Friday morning, I walked my way to the office in a slight drizzle. It was overcast and cool in the morning, eventually warming to near August temperatures later in the day. We had a long, mild winter, a long, cool spring and it looks like we're having a very short, not terribly hot, summer. Yet, the statistics (probably) don't lie. Global warming seems to be very real everywhere but here. The peat bogs around Moscow are burning, giant ice islands are breaking off of Greenland, and it's like 900 degrees over on Venus. All that, yet still nice and mild here in Oregon.
I think the same kind of things may be happening in manufacturing. By some accounts, it's all doom and gloom for North American manufacturing. We seem to be losing all of our manufacturing to other continents. But, maybe we aren't losing all of our manufacturing. Maybe it's just a shift. The high volume, low-value add stuff is likely gone, but to me, it appears that there's a thriving manufacturing industry for low-volume high-tech items. And not just in the contract manufacturing area.
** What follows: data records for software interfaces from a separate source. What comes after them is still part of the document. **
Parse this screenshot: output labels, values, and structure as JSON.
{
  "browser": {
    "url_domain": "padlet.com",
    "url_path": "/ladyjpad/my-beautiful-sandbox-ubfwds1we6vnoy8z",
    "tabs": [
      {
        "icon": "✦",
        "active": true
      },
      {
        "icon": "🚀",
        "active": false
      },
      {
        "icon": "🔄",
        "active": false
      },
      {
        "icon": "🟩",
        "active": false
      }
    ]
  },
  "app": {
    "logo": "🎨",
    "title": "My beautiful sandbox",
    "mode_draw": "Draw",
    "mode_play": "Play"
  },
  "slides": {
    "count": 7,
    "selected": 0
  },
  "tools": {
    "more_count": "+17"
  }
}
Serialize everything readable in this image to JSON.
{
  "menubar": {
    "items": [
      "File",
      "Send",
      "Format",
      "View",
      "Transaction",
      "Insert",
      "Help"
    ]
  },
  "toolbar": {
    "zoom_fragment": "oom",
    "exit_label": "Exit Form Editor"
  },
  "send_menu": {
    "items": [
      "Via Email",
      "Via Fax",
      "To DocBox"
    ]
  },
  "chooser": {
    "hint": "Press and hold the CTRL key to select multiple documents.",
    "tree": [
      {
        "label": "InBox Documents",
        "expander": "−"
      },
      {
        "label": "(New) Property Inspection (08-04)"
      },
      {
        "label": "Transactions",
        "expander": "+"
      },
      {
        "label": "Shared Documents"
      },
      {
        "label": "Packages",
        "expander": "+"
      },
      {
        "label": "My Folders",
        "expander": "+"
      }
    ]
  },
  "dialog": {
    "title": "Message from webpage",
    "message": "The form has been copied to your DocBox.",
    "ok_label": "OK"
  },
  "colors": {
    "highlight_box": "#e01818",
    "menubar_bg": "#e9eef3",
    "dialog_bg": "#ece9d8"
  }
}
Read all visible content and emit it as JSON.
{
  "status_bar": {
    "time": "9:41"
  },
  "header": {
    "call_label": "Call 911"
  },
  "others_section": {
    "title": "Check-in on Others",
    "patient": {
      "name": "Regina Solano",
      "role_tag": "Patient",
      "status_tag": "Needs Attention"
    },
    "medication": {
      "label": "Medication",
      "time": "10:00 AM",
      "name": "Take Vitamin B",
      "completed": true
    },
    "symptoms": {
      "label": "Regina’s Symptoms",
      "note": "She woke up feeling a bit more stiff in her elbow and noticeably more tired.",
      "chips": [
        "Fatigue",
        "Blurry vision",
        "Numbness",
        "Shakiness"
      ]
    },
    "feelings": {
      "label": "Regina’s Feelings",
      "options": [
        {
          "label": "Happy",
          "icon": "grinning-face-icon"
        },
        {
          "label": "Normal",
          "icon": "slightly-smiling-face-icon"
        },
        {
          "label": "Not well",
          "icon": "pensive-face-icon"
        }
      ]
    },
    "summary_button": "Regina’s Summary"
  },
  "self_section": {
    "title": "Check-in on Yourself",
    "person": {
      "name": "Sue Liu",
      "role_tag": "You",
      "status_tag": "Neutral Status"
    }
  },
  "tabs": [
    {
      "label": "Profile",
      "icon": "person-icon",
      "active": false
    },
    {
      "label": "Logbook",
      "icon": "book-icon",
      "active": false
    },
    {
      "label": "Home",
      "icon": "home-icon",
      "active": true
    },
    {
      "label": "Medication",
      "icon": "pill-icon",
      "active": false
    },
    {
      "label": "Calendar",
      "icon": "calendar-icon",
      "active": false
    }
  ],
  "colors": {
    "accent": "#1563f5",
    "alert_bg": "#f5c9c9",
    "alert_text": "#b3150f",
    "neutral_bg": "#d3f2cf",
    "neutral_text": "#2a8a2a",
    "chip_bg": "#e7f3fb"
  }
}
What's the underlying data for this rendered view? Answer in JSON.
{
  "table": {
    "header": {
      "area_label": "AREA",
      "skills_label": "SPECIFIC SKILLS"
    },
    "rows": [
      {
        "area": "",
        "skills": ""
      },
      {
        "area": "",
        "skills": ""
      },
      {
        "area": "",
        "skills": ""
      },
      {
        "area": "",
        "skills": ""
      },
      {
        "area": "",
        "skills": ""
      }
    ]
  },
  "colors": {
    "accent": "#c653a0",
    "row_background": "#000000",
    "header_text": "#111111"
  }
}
There seems to be a re-emergence of small companies that are performing their own assembly in house too. They outsource what makes sense to outsource and in-source what doesn't. Adafruit and Sparkfun are two examples. The Arduino folks (in Italy) are building locally-to-them too. The Beagleboard from big-player Texas Instruments, is built in North America. Screaming Circuits and other small-volume companies like us seem to be doing quite well these days. Is it possible that the North American manufacturing industry isn't dieing, but is just changing? That's what I think.
"Comet due to explode the earth at 9:42 this evening. Details at 11:00"